The Young Neapolitan Fisherman playing with a turtle, held on a bulrush leash, caused a sensation when exhibited at the 1833 Salon. The critics noted the anatomical precision and naturalness of the boy with his fresh and naive expression, changing the view on antique art. Opposing the proponents of classicism to those of romanticism, this work which marked the picturesque movement in sculpture, shows how François Rude subtly renewed the classical tradition. While preserving the nudity dear to the ancient model, he transposed it into contemporary reality, which he interpreted using examples from the literature or painting of that period, having not yet been to Italy. His young fisherman, recognisable by his net and cap, is thus featured ‘as an emanation of the shepherds of Arcadia, pastoral figures often represented by neoclassical sculptors’. (op. cit. supra, p. 60)
However the freedom in the young boy’s graceful attitude, the picturesqueness of his playing, the lively expression of his laughing face with its common features, the realism of his felt cap and wet hair make the subject both quaint and modern, linking it more closely to the Romantic school by breaking away from the idealized classical beauty.
This artwork, destined to be a great success, was edited in bronze many times, first by the Maison Barbedienne, François Rude’s historical founder, with which he had entered a contract for the edition of this sculpture as early as 1843, and then by the Susse foundry from 1905 onwards.
The contract with Barbedienne merely concerned small-scale versions using the Collas process and did not apply to the edition of full-scale models. We do know, however, that there were two bronze versions of the full-scale model:
– the only one identified and located up to now was cast by Eck and Durant in 1858, probably at the request of the Rude family, to honour the artist’s memory after his death in 1855. It is now kept in the Dijon museum.

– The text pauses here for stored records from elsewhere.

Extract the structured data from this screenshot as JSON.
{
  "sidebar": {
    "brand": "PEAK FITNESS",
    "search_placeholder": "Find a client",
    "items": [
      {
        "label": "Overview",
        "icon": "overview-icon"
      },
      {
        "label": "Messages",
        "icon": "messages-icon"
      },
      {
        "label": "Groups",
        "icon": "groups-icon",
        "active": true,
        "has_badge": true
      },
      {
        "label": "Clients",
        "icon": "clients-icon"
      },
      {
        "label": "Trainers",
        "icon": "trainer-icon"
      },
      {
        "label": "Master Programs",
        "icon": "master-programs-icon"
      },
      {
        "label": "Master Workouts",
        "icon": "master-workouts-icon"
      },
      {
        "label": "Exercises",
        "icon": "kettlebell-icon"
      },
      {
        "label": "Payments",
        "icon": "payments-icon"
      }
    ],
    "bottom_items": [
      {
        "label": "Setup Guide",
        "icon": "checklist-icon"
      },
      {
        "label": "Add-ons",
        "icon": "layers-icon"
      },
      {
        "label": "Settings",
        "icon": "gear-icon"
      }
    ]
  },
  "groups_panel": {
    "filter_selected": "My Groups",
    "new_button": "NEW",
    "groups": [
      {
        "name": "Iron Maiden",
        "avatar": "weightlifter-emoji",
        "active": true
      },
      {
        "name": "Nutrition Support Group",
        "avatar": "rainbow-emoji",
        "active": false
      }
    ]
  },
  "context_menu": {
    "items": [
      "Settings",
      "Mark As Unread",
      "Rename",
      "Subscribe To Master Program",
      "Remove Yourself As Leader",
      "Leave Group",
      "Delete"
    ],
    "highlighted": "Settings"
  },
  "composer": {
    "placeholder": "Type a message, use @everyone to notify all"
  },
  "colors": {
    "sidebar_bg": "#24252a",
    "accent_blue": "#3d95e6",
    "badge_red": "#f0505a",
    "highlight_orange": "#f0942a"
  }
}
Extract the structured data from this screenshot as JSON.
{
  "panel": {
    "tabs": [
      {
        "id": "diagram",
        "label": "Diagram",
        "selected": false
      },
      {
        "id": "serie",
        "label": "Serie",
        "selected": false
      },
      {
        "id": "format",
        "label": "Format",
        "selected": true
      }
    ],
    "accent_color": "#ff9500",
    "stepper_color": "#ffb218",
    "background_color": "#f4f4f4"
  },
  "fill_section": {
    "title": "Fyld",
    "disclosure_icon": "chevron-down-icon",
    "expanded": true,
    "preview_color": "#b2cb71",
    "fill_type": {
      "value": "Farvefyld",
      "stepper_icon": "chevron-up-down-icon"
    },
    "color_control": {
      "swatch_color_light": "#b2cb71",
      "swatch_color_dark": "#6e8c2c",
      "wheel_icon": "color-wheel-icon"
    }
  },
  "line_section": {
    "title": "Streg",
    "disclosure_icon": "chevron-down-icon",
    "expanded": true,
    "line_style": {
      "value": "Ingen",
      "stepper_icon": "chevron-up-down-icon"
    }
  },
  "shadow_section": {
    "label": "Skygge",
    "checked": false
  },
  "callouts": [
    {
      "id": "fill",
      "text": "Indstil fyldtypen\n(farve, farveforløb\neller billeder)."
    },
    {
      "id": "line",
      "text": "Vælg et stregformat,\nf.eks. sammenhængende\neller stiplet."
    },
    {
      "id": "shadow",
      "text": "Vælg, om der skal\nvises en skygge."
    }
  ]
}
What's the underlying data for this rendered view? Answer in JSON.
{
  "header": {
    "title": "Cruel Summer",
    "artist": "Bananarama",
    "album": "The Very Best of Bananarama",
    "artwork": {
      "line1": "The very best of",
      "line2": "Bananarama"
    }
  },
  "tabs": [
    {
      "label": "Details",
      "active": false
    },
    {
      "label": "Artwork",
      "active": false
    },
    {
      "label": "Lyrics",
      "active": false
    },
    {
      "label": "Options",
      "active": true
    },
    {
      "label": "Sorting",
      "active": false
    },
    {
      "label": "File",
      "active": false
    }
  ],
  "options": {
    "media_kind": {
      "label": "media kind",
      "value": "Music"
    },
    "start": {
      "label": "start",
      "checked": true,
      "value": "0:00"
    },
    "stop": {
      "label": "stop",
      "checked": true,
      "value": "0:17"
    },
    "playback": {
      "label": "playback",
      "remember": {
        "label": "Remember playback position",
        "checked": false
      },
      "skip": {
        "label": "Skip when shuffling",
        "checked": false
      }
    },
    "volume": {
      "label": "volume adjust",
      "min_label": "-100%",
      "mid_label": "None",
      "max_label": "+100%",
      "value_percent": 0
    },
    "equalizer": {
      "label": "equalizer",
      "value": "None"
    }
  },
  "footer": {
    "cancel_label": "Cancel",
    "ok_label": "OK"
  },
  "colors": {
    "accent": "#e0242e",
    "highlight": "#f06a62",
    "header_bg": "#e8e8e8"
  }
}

– the other was a cast by Barbedienne. Indeed, a letter dated May 16, 1887 (kept in the archives of the Rouen museum) attests that the Barbedienne foundry provided the lot No. 1 for a lottery, consisting of a copy of a life-sized bronze of the Fisherman with a turtle by Rude. In this letter, the winner of the prize offered to sell this bronze to the Dijon museum for 1500 francs, an offer which the museum did not take up. All trace of this bronze was subsequently lost. However, our bronze sculpture, is life-sized as the marble model exhibited in the Louvre Museum. Cast by the Barbedienne foundry, it is precisely dedicated and dated by Ferdinand Barbedienne ‘to the memory of François Rude, F. Barbedienne 18-83’.
It thus corresponds in all respects to the lost bronze of the lottery and is the only bronze copy of this model cast by Barbedienne to scale 1.
The François Rude specialist, Joseph Wassili, whom we thank for all the valuable information he has given us on this work, indicated that he does not know of any other copy of this format.
Our sculpture is therefore a work of great rarity and its discovery is exceptional.